DISCUSSION
The ecological impact of overexploitation should not be under estimated, especially in models that display bistability, like models with strong Allee effects. In systems with strong Allee effects it is very likely that once overexploitation has occurred the Allee effect prevents any easy system recovery.
In a critical depensation model under open access or sole ownership exploitation it is possible that the fish population level will be driven to extinction. All that is required is that the optimal population level is below the minimum viable population size. If the depensation exists, fishery managers should be extremely careful because fished stocks may not recover after being fished to very low abundance, even when fishing is stopped.
It is however, clear from the studies of maximizing the present value that generally it is suboptimal to apply a positive harvesting effort at all times. Instead, the harvester should now and then allow the population to recuperate a sustainable density at which the value of the future harvesting opportunities are maximized. In this way, the Allee effect is excluded from the population and extinction in finite time is impossible for sufficiently low discount rates.
There are several extensions of this model that could be interesting research topics. One obvious extension is to introduce stochastic growth functions. Another natural extension is the harvesting effort as dynamic variable. This would make the model more interesting in a real world management setting. We leave it for future considerations.
ACKNOWLEDGMENT
We would like to thank the Japanese Society for the Promotion of Science for its financial support of this research (P05109).
Appendix A
The Jacobian of the linearization of system (3) at (x^{*}, y^{*}) is
The characteristic equation of V(x^{*}, y^{*}) is
Sum of the roots of Eq. (4) is
and product of the roots is
For (x^{*}, y^{*}) to be stable the eigenvalues must be negative if real or have a negative real part if complex conjugates.
Therefore the sufficient condition for instability is
which is equivalent to
To check the nonexistence of limit cycles we shall use Bendixson DuLac Criterion.
This criterion states that for two smooth functions
in a simple connected region D if there exists another smooth function h(x,
y) in D such that
does not change sign in D, then the system
has no limit cycles in D.
For the system (3), let us define h(x, y) = 1/(xy).
The above expression will not change sign in both the region x<K+L and x>K+L.
For x = (K+L)/2, m_{1} = 0 and hence the roots of the characteristic equation (A.1) becomes purely imaginary and they are conjugate to each other. Also we have
Hence by the Hopfbufurcation theorem (Hassard et al., 1981), the system (2) enters into a Hopftype small amplitude periodic solutions at the parametric value x = (K+L)/2 near the positive interior equilibrium point (x^{*}, y^{*}).
Appendix B
Formulation of the maximum principle for our optimal control problem
Now we consider the optimal control problem (5), where E(t) is the control variable and x(t), y(t) are the state variables. For many problems of economic interest, future values of rewards and expenditures are discounted, say, at rate δ, like in (5) where the term

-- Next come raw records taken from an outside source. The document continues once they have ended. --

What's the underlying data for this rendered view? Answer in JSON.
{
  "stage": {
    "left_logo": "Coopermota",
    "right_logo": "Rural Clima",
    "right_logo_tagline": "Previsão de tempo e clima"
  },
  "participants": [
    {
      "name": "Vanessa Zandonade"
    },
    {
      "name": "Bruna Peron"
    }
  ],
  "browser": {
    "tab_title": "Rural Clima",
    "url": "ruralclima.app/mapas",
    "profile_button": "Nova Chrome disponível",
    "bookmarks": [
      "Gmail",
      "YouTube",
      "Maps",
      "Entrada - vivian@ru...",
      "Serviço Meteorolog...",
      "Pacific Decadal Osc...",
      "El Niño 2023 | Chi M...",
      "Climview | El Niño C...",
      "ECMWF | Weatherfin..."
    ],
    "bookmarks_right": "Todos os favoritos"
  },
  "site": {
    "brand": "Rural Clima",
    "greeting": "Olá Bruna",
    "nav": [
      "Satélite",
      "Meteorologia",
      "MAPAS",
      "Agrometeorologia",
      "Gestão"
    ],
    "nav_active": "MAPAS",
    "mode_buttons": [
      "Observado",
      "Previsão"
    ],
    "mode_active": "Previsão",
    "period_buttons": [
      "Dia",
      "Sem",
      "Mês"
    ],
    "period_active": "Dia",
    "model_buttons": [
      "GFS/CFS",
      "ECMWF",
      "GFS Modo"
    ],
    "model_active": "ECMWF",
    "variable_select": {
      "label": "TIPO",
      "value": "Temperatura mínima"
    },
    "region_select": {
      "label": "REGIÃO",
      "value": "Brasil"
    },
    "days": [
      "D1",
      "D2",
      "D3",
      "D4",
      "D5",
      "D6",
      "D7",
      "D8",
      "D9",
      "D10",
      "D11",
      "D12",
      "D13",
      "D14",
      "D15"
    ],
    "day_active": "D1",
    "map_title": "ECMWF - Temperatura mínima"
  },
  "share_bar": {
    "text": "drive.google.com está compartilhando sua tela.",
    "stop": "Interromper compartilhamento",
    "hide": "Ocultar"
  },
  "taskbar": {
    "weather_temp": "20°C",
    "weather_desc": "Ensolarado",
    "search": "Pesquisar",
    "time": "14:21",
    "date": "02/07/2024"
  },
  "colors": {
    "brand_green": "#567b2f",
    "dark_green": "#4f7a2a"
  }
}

represents the flow of total discount benefit for the fishery.
As per the maximum principle, the current value Hamiltonian is given by
where μ_{1} and μ_{2} are costate functions.
Clearly this is a linear control problem on infinite horizon. Hence the solution will be a combination of bangbang and singular controls. First we study the singular solution for the optimization problem. The associated adjoint differential equations for the above problem are given by
Using the maximum principle
Putting the values of μ_{1} and μ_{2} in dμ_{1}/dt = 0, we get